→ To do
Filter this listing down to the lines that contain the word "crystal", and copy them.

→ Information supplied
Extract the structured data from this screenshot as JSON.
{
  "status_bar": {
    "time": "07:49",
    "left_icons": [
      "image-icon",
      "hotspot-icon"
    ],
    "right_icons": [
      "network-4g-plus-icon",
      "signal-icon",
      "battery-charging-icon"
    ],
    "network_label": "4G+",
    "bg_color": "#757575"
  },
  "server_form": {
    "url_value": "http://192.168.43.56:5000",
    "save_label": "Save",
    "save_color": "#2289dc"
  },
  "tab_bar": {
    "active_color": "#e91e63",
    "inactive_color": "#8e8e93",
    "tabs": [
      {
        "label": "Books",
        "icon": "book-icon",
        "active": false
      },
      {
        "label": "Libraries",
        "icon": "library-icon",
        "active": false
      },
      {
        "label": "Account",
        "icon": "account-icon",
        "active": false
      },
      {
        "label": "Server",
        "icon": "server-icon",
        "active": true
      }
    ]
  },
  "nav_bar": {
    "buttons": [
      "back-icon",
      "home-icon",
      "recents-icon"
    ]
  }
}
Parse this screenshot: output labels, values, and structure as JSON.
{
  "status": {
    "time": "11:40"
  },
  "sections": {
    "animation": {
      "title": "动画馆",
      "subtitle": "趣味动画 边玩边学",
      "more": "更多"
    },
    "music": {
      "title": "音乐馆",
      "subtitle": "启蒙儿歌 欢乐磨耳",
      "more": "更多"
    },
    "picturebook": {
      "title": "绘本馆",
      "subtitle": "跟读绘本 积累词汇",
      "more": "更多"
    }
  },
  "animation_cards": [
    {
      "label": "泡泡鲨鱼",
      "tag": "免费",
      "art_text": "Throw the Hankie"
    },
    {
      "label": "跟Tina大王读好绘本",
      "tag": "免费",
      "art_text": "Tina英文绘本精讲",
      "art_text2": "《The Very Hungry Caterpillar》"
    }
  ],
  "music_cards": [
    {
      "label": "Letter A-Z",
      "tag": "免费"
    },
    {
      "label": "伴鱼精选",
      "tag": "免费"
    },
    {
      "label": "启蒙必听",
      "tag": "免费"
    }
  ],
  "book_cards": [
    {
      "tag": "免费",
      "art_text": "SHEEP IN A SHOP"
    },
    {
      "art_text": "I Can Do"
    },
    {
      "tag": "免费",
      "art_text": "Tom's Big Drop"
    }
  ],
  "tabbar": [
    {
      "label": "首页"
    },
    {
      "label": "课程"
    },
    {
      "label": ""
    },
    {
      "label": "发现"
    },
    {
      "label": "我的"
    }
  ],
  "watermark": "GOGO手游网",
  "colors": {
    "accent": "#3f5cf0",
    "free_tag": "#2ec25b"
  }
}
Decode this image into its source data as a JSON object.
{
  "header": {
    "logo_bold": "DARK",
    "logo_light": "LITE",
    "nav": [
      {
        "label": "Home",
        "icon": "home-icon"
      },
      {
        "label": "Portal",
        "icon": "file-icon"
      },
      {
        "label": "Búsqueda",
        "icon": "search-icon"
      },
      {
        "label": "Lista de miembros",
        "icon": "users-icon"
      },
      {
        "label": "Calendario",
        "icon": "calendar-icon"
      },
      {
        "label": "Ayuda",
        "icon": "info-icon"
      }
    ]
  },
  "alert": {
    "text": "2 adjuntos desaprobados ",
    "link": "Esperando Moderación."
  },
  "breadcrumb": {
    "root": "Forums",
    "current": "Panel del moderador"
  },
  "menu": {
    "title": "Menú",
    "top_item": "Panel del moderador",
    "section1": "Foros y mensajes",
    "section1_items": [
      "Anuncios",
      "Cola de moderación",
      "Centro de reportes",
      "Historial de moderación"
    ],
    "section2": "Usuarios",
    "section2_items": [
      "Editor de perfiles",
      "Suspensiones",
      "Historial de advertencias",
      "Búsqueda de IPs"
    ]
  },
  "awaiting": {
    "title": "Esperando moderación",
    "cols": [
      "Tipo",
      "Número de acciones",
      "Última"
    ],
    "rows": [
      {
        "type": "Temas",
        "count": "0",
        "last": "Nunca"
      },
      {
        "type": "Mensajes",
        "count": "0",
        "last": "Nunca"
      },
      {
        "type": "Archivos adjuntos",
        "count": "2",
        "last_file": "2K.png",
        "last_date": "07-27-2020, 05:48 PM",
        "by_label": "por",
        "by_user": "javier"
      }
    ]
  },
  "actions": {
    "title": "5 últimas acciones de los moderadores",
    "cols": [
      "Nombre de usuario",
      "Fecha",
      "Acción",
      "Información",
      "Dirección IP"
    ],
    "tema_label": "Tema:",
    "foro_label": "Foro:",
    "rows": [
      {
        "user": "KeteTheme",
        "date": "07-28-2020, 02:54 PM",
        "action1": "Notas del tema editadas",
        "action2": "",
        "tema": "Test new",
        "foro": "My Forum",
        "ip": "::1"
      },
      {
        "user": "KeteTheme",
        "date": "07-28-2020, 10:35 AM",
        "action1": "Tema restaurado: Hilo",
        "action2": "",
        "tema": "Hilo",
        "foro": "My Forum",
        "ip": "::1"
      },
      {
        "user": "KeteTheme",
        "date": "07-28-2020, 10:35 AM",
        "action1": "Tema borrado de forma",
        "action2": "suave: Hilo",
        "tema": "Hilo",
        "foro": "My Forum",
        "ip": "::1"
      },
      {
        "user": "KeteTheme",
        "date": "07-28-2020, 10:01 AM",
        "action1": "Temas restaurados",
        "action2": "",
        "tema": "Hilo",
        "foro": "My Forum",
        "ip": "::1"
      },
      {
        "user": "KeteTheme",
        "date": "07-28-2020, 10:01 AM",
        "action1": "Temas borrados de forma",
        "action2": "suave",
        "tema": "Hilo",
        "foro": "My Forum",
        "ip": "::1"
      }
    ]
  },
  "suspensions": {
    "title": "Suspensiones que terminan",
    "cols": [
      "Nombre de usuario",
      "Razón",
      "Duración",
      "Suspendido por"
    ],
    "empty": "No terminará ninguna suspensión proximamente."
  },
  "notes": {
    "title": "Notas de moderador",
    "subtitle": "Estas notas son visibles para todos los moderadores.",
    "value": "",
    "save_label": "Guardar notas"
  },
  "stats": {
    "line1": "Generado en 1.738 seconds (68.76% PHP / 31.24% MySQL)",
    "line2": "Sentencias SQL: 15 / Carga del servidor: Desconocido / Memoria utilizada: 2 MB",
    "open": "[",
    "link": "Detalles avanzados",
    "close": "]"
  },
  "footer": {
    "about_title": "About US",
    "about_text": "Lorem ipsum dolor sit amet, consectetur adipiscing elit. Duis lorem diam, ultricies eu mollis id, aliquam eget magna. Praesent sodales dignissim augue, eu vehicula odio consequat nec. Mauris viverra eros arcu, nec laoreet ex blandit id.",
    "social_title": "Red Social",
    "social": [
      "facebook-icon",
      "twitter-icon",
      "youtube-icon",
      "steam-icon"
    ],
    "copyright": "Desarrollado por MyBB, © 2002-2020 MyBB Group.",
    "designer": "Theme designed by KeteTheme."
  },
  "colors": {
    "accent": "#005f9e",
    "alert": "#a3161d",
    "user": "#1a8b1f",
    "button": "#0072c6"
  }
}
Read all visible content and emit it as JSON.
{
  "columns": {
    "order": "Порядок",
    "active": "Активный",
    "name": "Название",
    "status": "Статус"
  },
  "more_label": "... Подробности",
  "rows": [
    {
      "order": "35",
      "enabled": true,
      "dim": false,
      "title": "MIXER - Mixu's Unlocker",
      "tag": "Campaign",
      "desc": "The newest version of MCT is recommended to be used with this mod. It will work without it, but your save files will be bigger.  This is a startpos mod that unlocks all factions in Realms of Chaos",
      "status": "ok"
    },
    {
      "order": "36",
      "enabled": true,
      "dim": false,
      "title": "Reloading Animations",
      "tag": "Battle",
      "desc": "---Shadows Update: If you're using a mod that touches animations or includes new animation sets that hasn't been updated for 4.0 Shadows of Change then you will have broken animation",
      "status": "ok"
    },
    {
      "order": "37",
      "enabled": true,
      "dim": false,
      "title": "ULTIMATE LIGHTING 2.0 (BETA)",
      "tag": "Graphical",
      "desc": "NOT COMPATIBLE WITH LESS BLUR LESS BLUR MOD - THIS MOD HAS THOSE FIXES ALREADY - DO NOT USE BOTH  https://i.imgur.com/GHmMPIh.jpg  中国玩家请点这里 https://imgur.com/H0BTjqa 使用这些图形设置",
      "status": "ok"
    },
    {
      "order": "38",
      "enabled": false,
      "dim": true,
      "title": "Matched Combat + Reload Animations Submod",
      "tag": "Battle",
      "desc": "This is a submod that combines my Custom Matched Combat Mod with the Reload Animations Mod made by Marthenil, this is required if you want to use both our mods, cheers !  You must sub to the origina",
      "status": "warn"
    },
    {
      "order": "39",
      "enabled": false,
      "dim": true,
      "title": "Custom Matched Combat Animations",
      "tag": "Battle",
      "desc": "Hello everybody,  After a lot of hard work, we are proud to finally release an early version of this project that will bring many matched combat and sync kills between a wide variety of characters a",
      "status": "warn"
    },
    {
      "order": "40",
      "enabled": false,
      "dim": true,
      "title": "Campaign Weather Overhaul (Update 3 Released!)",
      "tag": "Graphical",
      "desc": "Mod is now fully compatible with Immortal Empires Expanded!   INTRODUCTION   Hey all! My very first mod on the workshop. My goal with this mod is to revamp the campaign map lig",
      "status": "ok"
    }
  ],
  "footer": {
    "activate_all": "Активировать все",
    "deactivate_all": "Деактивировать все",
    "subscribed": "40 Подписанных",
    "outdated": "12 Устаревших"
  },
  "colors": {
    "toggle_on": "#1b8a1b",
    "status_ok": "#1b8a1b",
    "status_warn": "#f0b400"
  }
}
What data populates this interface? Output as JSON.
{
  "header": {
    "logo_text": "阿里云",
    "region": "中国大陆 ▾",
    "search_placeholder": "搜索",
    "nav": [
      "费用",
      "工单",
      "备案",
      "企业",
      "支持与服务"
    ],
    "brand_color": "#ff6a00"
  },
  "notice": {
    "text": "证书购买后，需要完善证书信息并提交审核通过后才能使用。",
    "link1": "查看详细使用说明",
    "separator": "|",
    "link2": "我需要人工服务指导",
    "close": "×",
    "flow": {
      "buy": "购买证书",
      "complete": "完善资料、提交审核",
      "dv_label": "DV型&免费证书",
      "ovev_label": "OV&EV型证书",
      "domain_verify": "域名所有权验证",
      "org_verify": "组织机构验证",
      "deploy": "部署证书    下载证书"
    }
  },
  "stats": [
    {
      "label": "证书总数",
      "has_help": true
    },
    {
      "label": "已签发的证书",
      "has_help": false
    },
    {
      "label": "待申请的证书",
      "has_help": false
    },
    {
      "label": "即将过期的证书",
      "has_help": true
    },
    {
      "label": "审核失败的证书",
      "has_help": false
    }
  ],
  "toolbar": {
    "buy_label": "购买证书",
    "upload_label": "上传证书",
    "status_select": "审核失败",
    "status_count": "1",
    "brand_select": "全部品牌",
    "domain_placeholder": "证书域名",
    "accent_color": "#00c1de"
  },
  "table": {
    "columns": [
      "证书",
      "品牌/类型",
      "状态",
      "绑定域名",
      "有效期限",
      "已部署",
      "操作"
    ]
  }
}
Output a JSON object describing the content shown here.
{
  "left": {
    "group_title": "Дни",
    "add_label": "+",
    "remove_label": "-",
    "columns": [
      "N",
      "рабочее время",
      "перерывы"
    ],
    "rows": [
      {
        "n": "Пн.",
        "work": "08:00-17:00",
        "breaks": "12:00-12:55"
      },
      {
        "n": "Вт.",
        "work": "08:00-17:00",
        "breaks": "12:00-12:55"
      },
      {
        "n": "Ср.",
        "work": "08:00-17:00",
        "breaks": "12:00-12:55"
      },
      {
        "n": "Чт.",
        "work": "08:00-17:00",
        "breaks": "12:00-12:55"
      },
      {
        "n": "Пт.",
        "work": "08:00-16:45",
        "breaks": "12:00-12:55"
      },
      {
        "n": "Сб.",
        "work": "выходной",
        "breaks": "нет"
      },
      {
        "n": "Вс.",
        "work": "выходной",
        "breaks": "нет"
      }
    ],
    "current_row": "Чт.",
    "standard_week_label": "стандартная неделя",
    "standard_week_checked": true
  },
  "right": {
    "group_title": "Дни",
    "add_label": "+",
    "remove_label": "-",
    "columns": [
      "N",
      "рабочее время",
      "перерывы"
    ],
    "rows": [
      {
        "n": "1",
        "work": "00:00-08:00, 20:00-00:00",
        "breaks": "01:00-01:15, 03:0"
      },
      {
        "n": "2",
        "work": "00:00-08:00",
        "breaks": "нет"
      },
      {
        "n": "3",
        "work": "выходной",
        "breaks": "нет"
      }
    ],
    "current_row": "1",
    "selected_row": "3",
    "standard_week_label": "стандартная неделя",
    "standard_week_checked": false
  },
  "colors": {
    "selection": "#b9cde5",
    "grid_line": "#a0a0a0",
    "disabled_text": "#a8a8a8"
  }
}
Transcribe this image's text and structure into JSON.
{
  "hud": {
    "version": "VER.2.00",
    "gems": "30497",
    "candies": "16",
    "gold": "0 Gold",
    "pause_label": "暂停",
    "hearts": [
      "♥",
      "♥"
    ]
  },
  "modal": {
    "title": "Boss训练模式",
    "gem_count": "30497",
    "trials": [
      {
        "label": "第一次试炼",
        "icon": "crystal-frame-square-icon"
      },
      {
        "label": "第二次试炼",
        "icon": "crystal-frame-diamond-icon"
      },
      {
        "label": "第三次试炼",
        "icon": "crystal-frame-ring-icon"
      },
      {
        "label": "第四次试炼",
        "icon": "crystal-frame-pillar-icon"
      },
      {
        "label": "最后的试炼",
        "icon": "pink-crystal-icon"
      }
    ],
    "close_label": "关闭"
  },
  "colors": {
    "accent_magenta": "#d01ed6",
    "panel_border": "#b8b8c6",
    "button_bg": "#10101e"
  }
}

→ The answer
        "icon": "crystal-frame-square-icon"
        "icon": "crystal-frame-diamond-icon"
        "icon": "crystal-frame-ring-icon"
        "icon": "crystal-frame-pillar-icon"
        "icon": "pink-crystal-icon"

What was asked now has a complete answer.